We created a softening spinal cord stimulation (SCS) array made from shape memory polymer (SMP)-based flexible electronics. We developed a new photolithographic process to pattern high surface area titanium nitride (TiN) electrodes onto gold (Au) interconnects. The thiol-ene acrylate polymers are stiff at room temperature and soften following implantation into the body. Durability was measured by the duration the devices produced effective stimulation and by accelerated aging in vitro. Stability was measured by the threshold to provoke an electromyogram (EMG) muscle response and by measuring impedance using electrochemical impedance spectroscopy (EIS). In addition, spinal cord modulation of motor cortex potentials was measured. The spinal column and implanted arrays were imaged with MRI ex vivo, and histology for astrogliosis and immune reaction was performed.
For durability, the design of the arrays was modified over three generations to create an array that demonstrated activity up to 29 weeks. SCS arrays showed no significant degradation over a simulated 29 week period of accelerated aging. For stability, the threshold for provoking an EMG rose in the first few weeks and then remained stable out to 16 weeks; the impedance showed a similar rise early with stability thereafter. Spinal cord stimulation strongly enhanced motor cortex potentials throughout. Upon explantation, device performance returned to pre-implant levels, indicating that biotic rather than abiotic processes were the cause of changing metrics. MRI and histology showed that softening SCS produced less tissue deformation than Parylene-C arrays. There was no significant astrogliosis or immune reaction to either type of array.

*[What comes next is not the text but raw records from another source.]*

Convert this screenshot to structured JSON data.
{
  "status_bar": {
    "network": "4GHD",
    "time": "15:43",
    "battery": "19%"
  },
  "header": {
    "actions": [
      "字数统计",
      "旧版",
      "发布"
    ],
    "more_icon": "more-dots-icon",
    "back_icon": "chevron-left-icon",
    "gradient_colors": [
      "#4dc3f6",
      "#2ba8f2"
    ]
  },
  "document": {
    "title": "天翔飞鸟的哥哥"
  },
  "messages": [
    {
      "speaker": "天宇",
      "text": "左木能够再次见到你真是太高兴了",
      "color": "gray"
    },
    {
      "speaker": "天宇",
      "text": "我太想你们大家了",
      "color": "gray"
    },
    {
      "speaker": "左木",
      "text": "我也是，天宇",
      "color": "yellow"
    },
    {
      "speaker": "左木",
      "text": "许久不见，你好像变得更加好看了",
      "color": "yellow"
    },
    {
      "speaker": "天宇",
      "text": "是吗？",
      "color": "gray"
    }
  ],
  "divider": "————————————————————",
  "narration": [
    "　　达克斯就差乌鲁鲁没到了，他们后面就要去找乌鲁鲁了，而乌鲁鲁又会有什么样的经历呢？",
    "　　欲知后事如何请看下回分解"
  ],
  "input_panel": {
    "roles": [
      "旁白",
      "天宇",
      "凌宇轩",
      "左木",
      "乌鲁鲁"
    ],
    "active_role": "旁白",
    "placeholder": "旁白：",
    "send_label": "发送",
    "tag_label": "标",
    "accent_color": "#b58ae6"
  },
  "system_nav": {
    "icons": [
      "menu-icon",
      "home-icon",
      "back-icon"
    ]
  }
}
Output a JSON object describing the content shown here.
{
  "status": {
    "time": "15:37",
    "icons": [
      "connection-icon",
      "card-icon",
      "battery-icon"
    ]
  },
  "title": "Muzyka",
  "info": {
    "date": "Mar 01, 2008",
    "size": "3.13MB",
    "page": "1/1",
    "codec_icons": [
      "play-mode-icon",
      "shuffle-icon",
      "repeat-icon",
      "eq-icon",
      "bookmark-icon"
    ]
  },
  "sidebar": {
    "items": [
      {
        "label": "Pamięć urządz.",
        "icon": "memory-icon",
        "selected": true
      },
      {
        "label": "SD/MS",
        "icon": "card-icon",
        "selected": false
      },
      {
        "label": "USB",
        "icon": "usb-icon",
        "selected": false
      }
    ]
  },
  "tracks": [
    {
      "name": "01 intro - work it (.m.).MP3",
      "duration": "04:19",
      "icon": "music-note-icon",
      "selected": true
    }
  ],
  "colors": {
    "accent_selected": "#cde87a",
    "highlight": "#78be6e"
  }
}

Softening SCS arrays meet the needs for research-grade devices in rats and could be developed into human devices in the future.